Sizing Up Online Criminal OrganizationsBy Ericka Chickowski | Posted 2008-08-22 Email Print
Modernizing Authentication — What It Takes to Transform Secure Access
For those online criminals who are not limited by the law, regulation and security technology, the ways of making money with online scams, identity theft, and hacking are limited only by criminal creativity. There is a thriving underworld of online criminals who are having a major impact on the lives of the innocent and the those trying to protect themselves in the age of security.
Sizing Up Online Criminal Organizations
The truly dangerous element to all of these specialized pockets of crime is the fact that many of them cooperate with one another. Some groups are partnering with others, and certain rings have just always been a part of a greater circle of crooks led by a shadowy figure who might be heading organizations that perpetrate more than just cybercrime.
“You have a lot of smaller bit players who are individuals operating on their own, but I think there's very much a one-sided world in cybercrime where there's a very small number of groups who are responsible for a large percentage of the activity,” Ramzan says.
A lot of the individual crooks and the smaller crews try to make it difficult for researchers to identify them by muddying the waters further—after all, they and their employers make their money from being unobtrusive, and they don’t want their revenue streams interrupted by cops and security sleuths. A larger organization will disassociate itself from its foot soldiers if they are caught. So the organization will constantly switch their online handles, change the names of their groups and so on.
“There will be two or three of them, and later on there’ll be another member, and different members will drop out, or they'll change their name entirely, but it will be the same three guys,” Jackson says.

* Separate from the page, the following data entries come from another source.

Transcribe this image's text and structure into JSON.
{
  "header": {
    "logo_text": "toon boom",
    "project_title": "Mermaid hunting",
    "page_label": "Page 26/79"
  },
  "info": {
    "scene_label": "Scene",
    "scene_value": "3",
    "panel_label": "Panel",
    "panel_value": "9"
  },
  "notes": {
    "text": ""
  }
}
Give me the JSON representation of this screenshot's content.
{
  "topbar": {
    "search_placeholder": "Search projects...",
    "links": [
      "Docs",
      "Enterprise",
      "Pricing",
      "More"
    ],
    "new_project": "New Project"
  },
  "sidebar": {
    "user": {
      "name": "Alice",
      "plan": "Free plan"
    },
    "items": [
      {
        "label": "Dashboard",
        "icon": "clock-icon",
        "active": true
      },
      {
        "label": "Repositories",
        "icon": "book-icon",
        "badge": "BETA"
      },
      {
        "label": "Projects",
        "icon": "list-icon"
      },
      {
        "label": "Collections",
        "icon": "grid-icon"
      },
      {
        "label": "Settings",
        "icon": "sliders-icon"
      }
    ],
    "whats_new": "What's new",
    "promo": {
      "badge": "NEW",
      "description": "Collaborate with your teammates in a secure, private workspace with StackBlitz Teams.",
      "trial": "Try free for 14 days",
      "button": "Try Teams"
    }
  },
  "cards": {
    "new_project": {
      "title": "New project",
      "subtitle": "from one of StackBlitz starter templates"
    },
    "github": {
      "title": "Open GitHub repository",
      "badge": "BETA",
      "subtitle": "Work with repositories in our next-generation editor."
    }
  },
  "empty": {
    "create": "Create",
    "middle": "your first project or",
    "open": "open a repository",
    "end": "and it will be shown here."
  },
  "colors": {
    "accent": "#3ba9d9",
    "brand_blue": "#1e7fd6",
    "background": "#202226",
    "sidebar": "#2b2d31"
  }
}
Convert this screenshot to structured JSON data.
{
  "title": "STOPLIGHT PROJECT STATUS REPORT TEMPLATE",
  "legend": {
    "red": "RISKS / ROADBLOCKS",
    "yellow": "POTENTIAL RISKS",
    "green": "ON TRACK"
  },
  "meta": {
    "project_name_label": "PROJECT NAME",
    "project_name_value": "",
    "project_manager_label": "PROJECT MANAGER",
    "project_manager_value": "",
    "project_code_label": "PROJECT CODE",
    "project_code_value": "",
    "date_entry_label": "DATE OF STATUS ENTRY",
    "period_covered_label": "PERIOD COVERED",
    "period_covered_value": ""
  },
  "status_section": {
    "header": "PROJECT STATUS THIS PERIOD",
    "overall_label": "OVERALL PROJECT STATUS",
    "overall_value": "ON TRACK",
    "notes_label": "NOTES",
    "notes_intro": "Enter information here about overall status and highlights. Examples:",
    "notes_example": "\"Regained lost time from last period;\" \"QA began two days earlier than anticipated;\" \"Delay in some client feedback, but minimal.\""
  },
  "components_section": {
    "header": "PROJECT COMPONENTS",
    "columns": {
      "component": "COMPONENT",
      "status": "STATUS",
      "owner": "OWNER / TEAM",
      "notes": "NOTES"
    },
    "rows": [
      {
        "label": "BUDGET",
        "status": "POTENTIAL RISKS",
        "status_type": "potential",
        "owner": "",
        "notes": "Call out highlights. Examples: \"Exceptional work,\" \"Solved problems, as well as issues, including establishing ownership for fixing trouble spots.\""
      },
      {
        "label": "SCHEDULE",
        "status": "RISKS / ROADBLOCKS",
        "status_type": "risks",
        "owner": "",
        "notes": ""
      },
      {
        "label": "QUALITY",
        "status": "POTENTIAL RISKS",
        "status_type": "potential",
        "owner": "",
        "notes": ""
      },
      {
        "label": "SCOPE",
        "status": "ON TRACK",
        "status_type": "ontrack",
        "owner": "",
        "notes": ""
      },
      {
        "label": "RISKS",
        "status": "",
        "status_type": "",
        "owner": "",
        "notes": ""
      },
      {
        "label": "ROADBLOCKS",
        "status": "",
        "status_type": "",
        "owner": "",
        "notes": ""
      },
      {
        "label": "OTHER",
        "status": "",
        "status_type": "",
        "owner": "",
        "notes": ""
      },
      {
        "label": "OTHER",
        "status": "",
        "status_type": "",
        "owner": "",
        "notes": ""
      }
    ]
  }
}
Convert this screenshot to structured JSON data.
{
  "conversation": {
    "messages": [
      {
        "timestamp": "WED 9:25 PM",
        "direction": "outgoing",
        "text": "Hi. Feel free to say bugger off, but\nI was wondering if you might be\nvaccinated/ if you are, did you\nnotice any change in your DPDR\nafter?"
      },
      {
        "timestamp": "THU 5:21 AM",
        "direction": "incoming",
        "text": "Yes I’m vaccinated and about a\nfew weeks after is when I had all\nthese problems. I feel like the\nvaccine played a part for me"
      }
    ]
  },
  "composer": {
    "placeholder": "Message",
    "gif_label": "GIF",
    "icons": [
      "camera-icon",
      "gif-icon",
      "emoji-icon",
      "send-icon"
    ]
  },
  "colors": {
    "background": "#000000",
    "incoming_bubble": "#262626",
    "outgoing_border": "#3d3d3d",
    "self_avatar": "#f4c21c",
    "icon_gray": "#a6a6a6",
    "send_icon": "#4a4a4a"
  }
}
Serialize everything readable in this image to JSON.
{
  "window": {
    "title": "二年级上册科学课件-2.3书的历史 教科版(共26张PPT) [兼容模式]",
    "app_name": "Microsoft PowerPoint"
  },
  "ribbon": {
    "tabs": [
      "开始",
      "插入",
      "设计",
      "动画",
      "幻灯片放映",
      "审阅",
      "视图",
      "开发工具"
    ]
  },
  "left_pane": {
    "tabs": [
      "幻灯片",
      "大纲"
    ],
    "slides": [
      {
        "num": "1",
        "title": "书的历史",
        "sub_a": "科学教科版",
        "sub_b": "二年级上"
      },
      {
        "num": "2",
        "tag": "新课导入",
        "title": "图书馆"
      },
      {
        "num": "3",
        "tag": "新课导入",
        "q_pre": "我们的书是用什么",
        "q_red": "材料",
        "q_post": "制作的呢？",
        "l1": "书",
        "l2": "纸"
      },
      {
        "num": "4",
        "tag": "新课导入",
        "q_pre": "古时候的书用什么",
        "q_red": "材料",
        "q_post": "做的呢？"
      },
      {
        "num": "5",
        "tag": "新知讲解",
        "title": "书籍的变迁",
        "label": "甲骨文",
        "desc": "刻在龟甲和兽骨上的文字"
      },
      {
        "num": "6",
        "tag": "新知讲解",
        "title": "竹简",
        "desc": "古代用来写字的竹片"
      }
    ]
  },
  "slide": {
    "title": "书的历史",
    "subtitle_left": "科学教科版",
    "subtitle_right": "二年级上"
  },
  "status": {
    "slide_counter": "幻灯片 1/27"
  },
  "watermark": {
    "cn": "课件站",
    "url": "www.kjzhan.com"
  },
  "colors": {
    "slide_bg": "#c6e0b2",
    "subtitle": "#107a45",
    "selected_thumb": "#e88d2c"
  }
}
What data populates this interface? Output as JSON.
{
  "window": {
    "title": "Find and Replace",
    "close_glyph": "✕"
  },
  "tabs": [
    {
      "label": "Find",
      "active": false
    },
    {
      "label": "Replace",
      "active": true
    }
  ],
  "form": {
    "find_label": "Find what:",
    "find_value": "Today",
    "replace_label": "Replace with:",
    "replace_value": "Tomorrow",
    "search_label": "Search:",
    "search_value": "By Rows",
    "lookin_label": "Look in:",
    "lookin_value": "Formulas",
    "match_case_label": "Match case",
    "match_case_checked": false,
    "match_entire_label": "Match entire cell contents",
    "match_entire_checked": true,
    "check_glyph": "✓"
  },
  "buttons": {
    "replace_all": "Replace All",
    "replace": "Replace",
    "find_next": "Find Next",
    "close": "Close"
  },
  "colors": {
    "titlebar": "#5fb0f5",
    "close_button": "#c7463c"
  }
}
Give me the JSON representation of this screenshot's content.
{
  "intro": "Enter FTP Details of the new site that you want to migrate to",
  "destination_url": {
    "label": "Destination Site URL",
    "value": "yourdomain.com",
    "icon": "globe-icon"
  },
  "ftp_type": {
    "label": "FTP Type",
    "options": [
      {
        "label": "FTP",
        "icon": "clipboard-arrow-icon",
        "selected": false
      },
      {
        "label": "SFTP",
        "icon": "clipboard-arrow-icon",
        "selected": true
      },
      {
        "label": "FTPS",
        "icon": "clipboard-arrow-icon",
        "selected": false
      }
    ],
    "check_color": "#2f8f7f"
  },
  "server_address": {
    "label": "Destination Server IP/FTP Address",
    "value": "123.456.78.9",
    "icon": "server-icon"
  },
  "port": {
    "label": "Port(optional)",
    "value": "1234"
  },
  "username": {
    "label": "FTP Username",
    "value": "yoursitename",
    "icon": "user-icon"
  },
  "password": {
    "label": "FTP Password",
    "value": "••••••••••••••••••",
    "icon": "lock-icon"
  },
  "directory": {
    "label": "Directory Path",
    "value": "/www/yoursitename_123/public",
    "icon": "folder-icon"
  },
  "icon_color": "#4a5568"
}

All of these factors contribute to a sometimes maddening puzzle for investigators sifting through server logs, illicit hacker forums, incident reports and anecdotes from colleagues to put the puzzle pieces together and form a picture of the influential groups on the
rise—the ones most likely to strike legitimate businesses and consumers again.
Where does the tail of the tiger end and the body begin? Who’s actually pulling the strings? Who’s the mastermind of an operation? These are questions investigators are constantly looking to answer.
*Want more info on the most notorious organized hacking organizations? Take a glance at Baseline's 10 Notorious Cyber Gangs.
“I wish it were easier, that there [were] some identifiable quote unquote gangs, but unfortunately there's not,” Ferguson says. “Several operations are ongoing [and] have global footprints that are all interconnected. More or less, we’re pretty much referring to the same operatives every time, because a lot of the same guys who are behind some of this stuff have their fingers in multiple pots.”
Of course, all hope is not lost. There are ways to track activity, follow patterns and figure out who’s who, says Ramzan.
“You know when you have serial killer who has tell-tale signs? It is a similar thing with these groups. Sometimes they have similar signatures we [can use to recognize that] they're the ones responsible for an attack,” he says.
Researchers like Ramzan, Ferguson, Dunham and Jackson are not necessarily trying to put identified cybergangs into a scrapbook with mug shots next to them. In a lot of ways they just need a little bit of definition to help them predict the criminals’ next moves so they can protect customers and the public at large.
While it would be nice, the investigators don’t necessarily need to know their employee roster or how many people work for them. Sometimes they just need to know what skills these gangs possess. From there they can categorize groups and assess their risk levels.
“It is hard to say [which is] the most dangerous hacking group,” Jackson says. “I think when you're talking about threat agents and cybercrime activity, two big factors in determining who's really the biggest threat are how good are they technically, and their institutional knowledge. If they attack U.K. banks, how well do they know how the U.K. banking systems work and how their online banking services are implemented and where their weaknesses are?”
* Take a glance at Baseline's 10 Notorious Cyber Gangs.